Entries tagged with “Education”.

My wife teaches 3rd grade math and she recently learned about the process of obtaining the digital root of numbers. The digital root is a single digit number found by summing the individual digits. So for 15, you would add 1+5 to get 6. Thus 6 is the digital root of 15. The trainer that my wife worked with explained that you can check your answers using the digital root, which will give children another way to find out if their answer is correct. Here is an example:

15   1 + 5 = 6
+12   1 + 2 = 3
      6 + 3 = 9
 27   2 + 7 = 9

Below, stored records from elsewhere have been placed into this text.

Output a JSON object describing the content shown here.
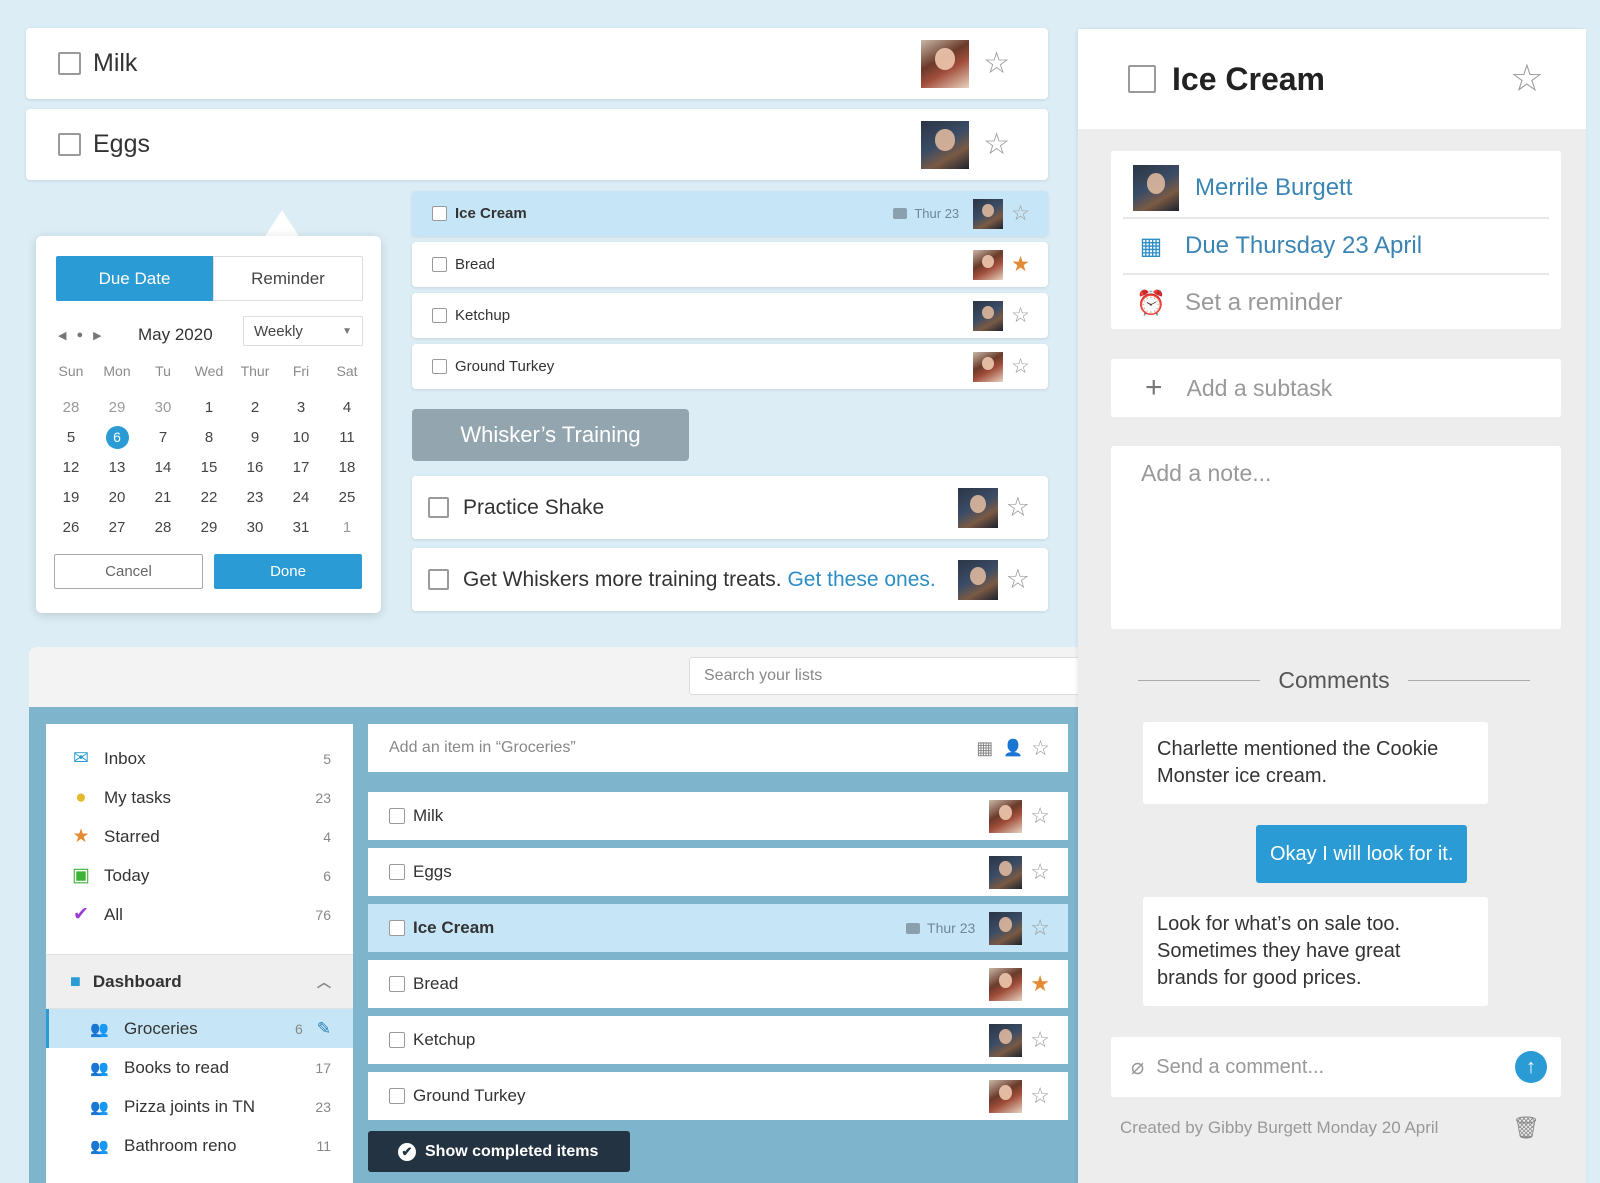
{
  "top_tasks": [
    {
      "label": "Milk",
      "assignee": "female",
      "starred": false
    },
    {
      "label": "Eggs",
      "assignee": "male",
      "starred": false
    }
  ],
  "mid_list": [
    {
      "label": "Ice Cream",
      "selected": true,
      "bold": true,
      "due": "Thur 23",
      "has_comment": true,
      "assignee": "male",
      "starred": false
    },
    {
      "label": "Bread",
      "assignee": "female",
      "starred": true
    },
    {
      "label": "Ketchup",
      "assignee": "male",
      "starred": false
    },
    {
      "label": "Ground Turkey",
      "assignee": "female",
      "starred": false
    }
  ],
  "calendar": {
    "tab_due": "Due Date",
    "tab_reminder": "Reminder",
    "month": "May 2020",
    "repeat": "Weekly",
    "weekdays": [
      "Sun",
      "Mon",
      "Tu",
      "Wed",
      "Thur",
      "Fri",
      "Sat"
    ],
    "weeks": [
      [
        "28",
        "29",
        "30",
        "1",
        "2",
        "3",
        "4"
      ],
      [
        "5",
        "6",
        "7",
        "8",
        "9",
        "10",
        "11"
      ],
      [
        "12",
        "13",
        "14",
        "15",
        "16",
        "17",
        "18"
      ],
      [
        "19",
        "20",
        "21",
        "22",
        "23",
        "24",
        "25"
      ],
      [
        "26",
        "27",
        "28",
        "29",
        "30",
        "31",
        "1"
      ]
    ],
    "selected_day": "6",
    "cancel_label": "Cancel",
    "done_label": "Done"
  },
  "whisker_list": {
    "title": "Whisker’s Training",
    "tasks": [
      {
        "label": "Practice Shake",
        "link": "",
        "assignee": "male"
      },
      {
        "label": "Get Whiskers more training treats.",
        "link": "Get these ones.",
        "assignee": "male"
      }
    ]
  },
  "app": {
    "search_placeholder": "Search your lists",
    "sidebar": [
      {
        "label": "Inbox",
        "count": "5",
        "icon": "inbox-icon",
        "glyph": "✉",
        "color": "#2a9bd4"
      },
      {
        "label": "My tasks",
        "count": "23",
        "icon": "person-icon",
        "glyph": "●",
        "color": "#e5b82e"
      },
      {
        "label": "Starred",
        "count": "4",
        "icon": "star-icon",
        "glyph": "★",
        "color": "#e38a35"
      },
      {
        "label": "Today",
        "count": "6",
        "icon": "calendar-icon",
        "glyph": "▣",
        "color": "#3fb337"
      },
      {
        "label": "All",
        "count": "76",
        "icon": "double-check-icon",
        "glyph": "✔",
        "color": "#9b3bd4"
      }
    ],
    "folder": "Dashboard",
    "lists": [
      {
        "label": "Groceries",
        "count": "6",
        "active": true
      },
      {
        "label": "Books to read",
        "count": "17"
      },
      {
        "label": "Pizza joints in TN",
        "count": "23"
      },
      {
        "label": "Bathroom reno",
        "count": "11"
      }
    ],
    "add_placeholder": "Add an item in “Groceries”",
    "items": [
      {
        "label": "Milk",
        "assignee": "female",
        "starred": false
      },
      {
        "label": "Eggs",
        "assignee": "male",
        "starred": false
      },
      {
        "label": "Ice Cream",
        "selected": true,
        "bold": true,
        "due": "Thur 23",
        "assignee": "male",
        "starred": false
      },
      {
        "label": "Bread",
        "assignee": "female",
        "starred": true
      },
      {
        "label": "Ketchup",
        "assignee": "male",
        "starred": false
      },
      {
        "label": "Ground Turkey",
        "assignee": "female",
        "starred": false
      }
    ],
    "show_completed": "Show completed items"
  },
  "detail": {
    "title": "Ice Cream",
    "assignee": "Merrile Burgett",
    "due": "Due Thursday 23 April",
    "reminder": "Set a reminder",
    "add_subtask": "Add a subtask",
    "note_placeholder": "Add a note...",
    "comments_heading": "Comments",
    "comments": [
      {
        "from": "other",
        "text": "Charlette mentioned the Cookie Monster ice cream."
      },
      {
        "from": "me",
        "text": "Okay I will look for it."
      },
      {
        "from": "other",
        "text": "Look for what’s on sale too. Sometimes they have great brands for good prices."
      }
    ],
    "send_placeholder": "Send a comment...",
    "created": "Created by Gibby Burgett Monday 20 April"
  },
  "colors": {
    "accent": "#2a9bd4",
    "star_on": "#e38a35",
    "selected_row": "#c6e6f7",
    "list_heading": "#93a6b0"
  }
}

So here we have two operands: 15 and 12. If you add those together, you get 27. To check your answer using the digital root, you add the individual digits in the two operands as above. So 15 becomes 1+5 or 6 and 12 becomes 1+2 or 3. Then you add those two roots together to get 9. Then you check your answer by adding up its digits, which in this case is 2+7 which equals 9. The rules are slightly different for subtraction, multiplication and division. We’ll be looking at addition, subtraction and multiplication. We are skipping division because I haven’t found a good explanation for how it works and I don’t want to just use formulas that I can’t explain.

At this point you’re probably wonder where Python comes in. We’ll use wxPython to create a simple GUI that will allow us to see how this works. Let’s start coding! (more…)

This blog ran an article about wxPython, SQLAlchemy, CRUD and MVC earlier this month. The program that we created in that post was dubbed “MediaLocker”, whether or not it was explicitly stated as such. Anyway, since then, I have received a couple comments about improving the program. One came from Michael Bayer, one of the creative minds behind SQLAlchemy itself and the other comments came from Werner Bruhin, a nice guy who haunts the wxPython mailing list, helping new users. So I went about creating an improved version of the code following their advice. Werner then improved it a bit more. So in this article, we will be looking at improving the code, first with my example and then with his. Enough talk though; let’s get to the meat of story! (more…)

This week’s Python news covers new modules, updates to old modules, a newish Python Magazine (no, not that one!), an update on what’s going on with the new wxPython and more!

  • TurboGears Joins the Pylons Project” (Alt title: TurboGears Becomes TurboPyramid). I think the title says it all…and no, they didn’t really rename the project.
  • wxPython’s “Project Phoenix” gets an update – this gives an update on how Robin Dunn is moving away from SWIG to make it easier to do documentation and the Python 3 port.
  • Michael Foord’s new “e” module makes a debut…read all about it on his blog
  • PET: Issue #1 – English translation of a magazine created by the Argentina Python Users Group. Yes, this is kind of old news, but I thought it was really cool and it needs YOUR support!
  • .

  • The PSF blog talks about high schoolers using Python to program robots under the guidance of Vern Ceder
  • PyCrypto gets a Python 3 port courtesy of Thorsten Behrens. Check out the thread and download your copy to help find any bugs!

That’s it for this week. Next time we’ll be in 2011! That’s amazing! Anyway, I hope you have a nice holiday and you’ll let me know of any Python news that I should talk about for the next post. Thanks!

Today I received an email from the O’Reilly School of Technology that was touting their new “Python Programming Certificate”. It appears to be an online set of four courses created by Steve Holden, current Chairman of the Python Software Foundation and owner of Holden Web.

Here is what their website says about the four courses:

The first course introduces the Python language, and by the end of the second you have created graphical user interfaces, accessed a relational database and analyzed email messages. The third class increases your language mastery by explaining some of the secrets of the interpreter “under the hood”. The fourth rounds out whole experience, providing you with a holistic knowledge of Python that will leave you ready to continue your programming career confident in your command of Python.

And here are the four course titles:

  • Python 1: Beginning Python
  • Python 2: Getting More Out of Python
  • Python 3: The Python Environment
  • Python 4: Advanced Python

The certificate is actually issued by the University of Illinois at Urbana-Champaign. I was unable to discover if one could CLEP out of any of the classes or not for a reduced price. Anyway, this is an FYI to all you aspiring Python Professionals that would like to be “certified”.

To my knowledge, this is the first and ONLY Python Certification program. As I recall, Steve Holden mentioned that people were wanting Python Certificates a couple of years ago in his column in the now defunct Python Magazine.